It's the game we've waited for all week and before a ball was touched, everyone waited patiently for the national anthems to play and for the All Blacks to perform their famous 'Haka'.
The Haka is an inditimating pre-match ritual that New Zealand perform against their opposition.
Last week, against England, some felt that the Haka had been disrespected by the opposition fans who booed while they performed it.
Ireland didn't boo. Instead, fans roared come on Ireland in between the silent bits where the All Blacks stare down the eyes of their opposition.
And it was only right to respect it. Especially this particular version.
The All Blacks are giving us the modern ultra-threatening haka rather than the traditional one. Sign of respect.
Every time I see the All Blacks do the haka I fall in love with rugby all over again.#IREvNZL #Ireland
— Gerry Lynch (@gerrylynch) November 17, 2018
— Jøsiah del Rey (@vivajosiah) November 17, 2018
— Repealist[.ie] (@Repealist_) November 17, 2018
— ???? ???? Charlie Whitworth ???? ???? (@WhitworthSEO) November 17, 2018
The All Blacks opted for the 'Kapa o Pango' version of their famous ritual. This is now as the more modern, ultra-threatening version of the 'Haka'

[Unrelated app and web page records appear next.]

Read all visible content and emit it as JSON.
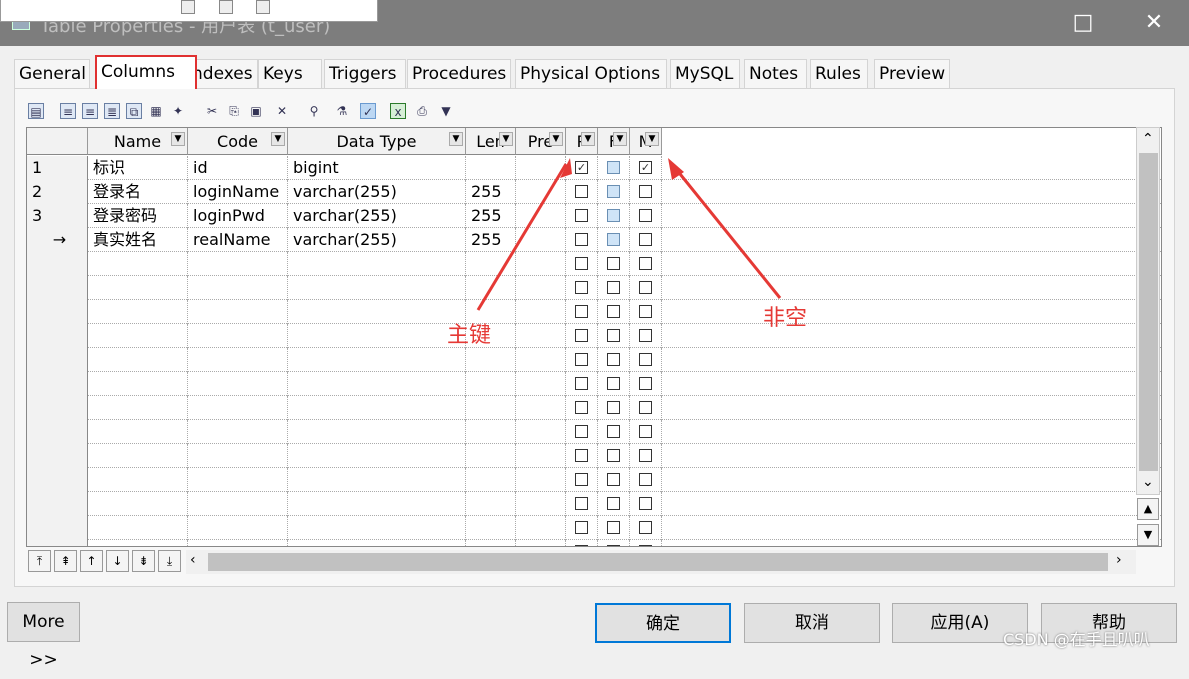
{
  "window": {
    "title": "Table Properties - 用户表 (t_user)",
    "maximize_icon": "□",
    "close_icon": "✕"
  },
  "tabs": [
    "General",
    "Columns",
    "Indexes",
    "Keys",
    "Triggers",
    "Procedures",
    "Physical Options",
    "MySQL",
    "Notes",
    "Rules",
    "Preview"
  ],
  "active_tab": "Columns",
  "toolbar": {
    "icons": [
      "properties-icon",
      "insert-row-icon",
      "add-row-icon",
      "add-rows-icon",
      "reuse-icon",
      "add-icon",
      "add-special-icon",
      "cut-icon",
      "copy-icon",
      "paste-icon",
      "delete-icon",
      "find-icon",
      "filter-icon",
      "customize-columns-icon",
      "excel-icon",
      "print-icon",
      "dropdown-arrow-icon"
    ]
  },
  "grid": {
    "columns": [
      "Name",
      "Code",
      "Data Type",
      "Len",
      "Pre",
      "P",
      "F",
      "M"
    ],
    "rows": [
      {
        "num": "1",
        "name": "标识",
        "code": "id",
        "type": "bigint",
        "len": "",
        "p": true,
        "f": false,
        "m": true
      },
      {
        "num": "2",
        "name": "登录名",
        "code": "loginName",
        "type": "varchar(255)",
        "len": "255",
        "p": false,
        "f": false,
        "m": false
      },
      {
        "num": "3",
        "name": "登录密码",
        "code": "loginPwd",
        "type": "varchar(255)",
        "len": "255",
        "p": false,
        "f": false,
        "m": false
      },
      {
        "num": "→",
        "name": "真实姓名",
        "code": "realName",
        "type": "varchar(255)",
        "len": "255",
        "p": false,
        "f": false,
        "m": false
      }
    ],
    "empty_rows": 13
  },
  "annotations": {
    "primary_key": "主键",
    "not_null": "非空"
  },
  "buttons": {
    "more": "More >>",
    "ok": "确定",
    "cancel": "取消",
    "apply": "应用(A)",
    "help": "帮助"
  },
  "watermark": "CSDN @在手且叭叭",
  "colors": {
    "highlight_red": "#e03030",
    "accent_blue": "#0078d7"
  }
}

It was first introduced in 2005 and is used for special occasions. It comes under some controversy because of the 'throat slitting' motion at the very end of the ritual.
Some believe that this is a violent gesture but All Blacks players, management and fans alike suggest that it represents "drawing vital energy into the heart and lungs".
Whatever it means, it was really special to see it in the Aviva Stadium.
Main image via: Tom Hamilton.